There are a few requirements to be aware of as this type of arrangement is only available to seniors. You’ll need to be at least 62 years old, own 60% or more of your home’s equity, in most situations, and apply for a reverse mortgage using your primary residence.

Do you have additional questions about how to get into a HECM? Contact our team of specialists to get more information.   

*Charges such as an origination fee, mortgage insurance premiums, closing costs and/or servicing fees may be assessed and will be added to the loan balance. The loan balance grows over time, and interest is added to that balance. Interest on a reverse mortgage is not deductible from your income tax until you repay all or part of the interest on the loan. Although the loan is non-recourse, at the maturity of the loan, the lender will have a claim against your property and you or your heirs may need to sell the property in order to repay the loan or use other assets to repay the loan in order to retain the property. You should know that a reverse mortgage is a negative amortization loan which means that your mortgage balance will increase while your home equity decreases if you do not make principle and interest payments on your loan. This may make it more difficult to refinance the loan or to obtain cash upon the sale of the home. However, you will never owe more than the home is worth when the loan is repaid.

*This is not a commitment to lend. The borrower must meet all loan obligations, including living in the property as the principal residence and paying property charges, including property taxes, fees, and hazard insurance. The borrower must maintain the home. If the borrower does not meet these loan obligations, then the loan will need to be repaid. Otherwise, the loan must be repaid when the last borrower passes away or sells the home. Prices, guidelines and minimum requirements are subject to change without notice. Some products may not be available in all states. Subject to review of credit and/or collateral; not all applicants will qualify for financing. It is important to make an informed decision when selecting and using a loan product; make sure to compare loan types when making a financing decision. This material has not been reviewed, approved or issued by HUD, FHA or any government agency. Guaranteed Rate, Inc. is not affiliated with or acting on behalf of or at the direction of HUD, FHA or any other government agency. To find a Reverse Mortgage counselor near you, search the HECM Counselor Roster at https://entp.hud.gov/idapp/html/hecm_agency_look.cfm or call (800) 569-4287.

in 10 minutes?

The pre-approval process is lightning fast, and can be completed
in under 10 minutes. Grab a few important documents to get started.
  1. Tax Returns
  2. Copies of W-2s (or 1099s for independent contractors,
    freelancers and the self-employed)
  3. A payroll stub
  4. A bank statement
  5. Loan obligation info (student loans,
    auto loans and credit cards)

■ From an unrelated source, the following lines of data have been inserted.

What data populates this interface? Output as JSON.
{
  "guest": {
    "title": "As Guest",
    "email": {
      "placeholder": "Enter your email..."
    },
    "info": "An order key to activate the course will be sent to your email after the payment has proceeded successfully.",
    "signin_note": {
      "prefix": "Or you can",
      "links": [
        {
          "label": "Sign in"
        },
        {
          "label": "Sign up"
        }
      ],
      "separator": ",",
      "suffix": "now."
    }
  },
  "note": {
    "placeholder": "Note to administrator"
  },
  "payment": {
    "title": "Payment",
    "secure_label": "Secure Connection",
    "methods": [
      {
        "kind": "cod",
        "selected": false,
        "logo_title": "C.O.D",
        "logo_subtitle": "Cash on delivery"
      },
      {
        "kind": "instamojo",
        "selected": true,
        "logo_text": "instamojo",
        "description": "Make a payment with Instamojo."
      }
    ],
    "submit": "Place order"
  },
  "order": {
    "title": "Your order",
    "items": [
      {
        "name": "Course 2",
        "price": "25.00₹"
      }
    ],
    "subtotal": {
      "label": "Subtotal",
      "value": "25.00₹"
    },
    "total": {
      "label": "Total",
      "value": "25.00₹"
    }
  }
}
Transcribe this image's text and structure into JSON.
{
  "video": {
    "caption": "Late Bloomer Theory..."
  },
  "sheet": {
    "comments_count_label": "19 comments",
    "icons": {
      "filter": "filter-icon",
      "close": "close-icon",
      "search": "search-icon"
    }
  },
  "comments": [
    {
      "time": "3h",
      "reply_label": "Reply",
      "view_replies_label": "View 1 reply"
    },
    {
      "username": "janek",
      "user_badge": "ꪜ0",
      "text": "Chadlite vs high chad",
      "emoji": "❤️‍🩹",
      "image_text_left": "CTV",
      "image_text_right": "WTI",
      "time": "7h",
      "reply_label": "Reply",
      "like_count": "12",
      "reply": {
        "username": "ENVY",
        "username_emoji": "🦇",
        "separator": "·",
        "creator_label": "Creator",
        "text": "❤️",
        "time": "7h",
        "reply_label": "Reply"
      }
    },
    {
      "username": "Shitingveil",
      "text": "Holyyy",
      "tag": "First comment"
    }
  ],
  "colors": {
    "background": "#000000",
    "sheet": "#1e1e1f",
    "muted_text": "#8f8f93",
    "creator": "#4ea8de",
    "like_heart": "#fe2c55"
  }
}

Applicant subject to credit and underwriting approval. Not all applicants will be approved for financing. Receipt of application does not represent an approval for financing or interest rate guarantee. Restrictions may apply. 

All information provided in this publication is for informational and educational purposes only, and in no way is any of the content contained herein to be construed as financial, investment, or legal advice or instruction. Guaranteed Rate does not guarantee the quality, accuracy, completeness or timelines of the information in this publication. While efforts are made to verify the information provided, the information should not be assumed to be error-free. Some information in the publication may have been provided by third parties and has not necessarily been verified by Guaranteed Rate. Guaranteed Rate its affiliates and subsidiaries do not assume any liability for the information contained herein, be it direct, indirect, consequential, special, or exemplary, or other damages whatsoever and howsoever caused, arising out of or in connection with the use of this publication or in reliance on the information, including any personal or pecuniary loss, whether the action is in contract, tort (including negligence) or other tortious action.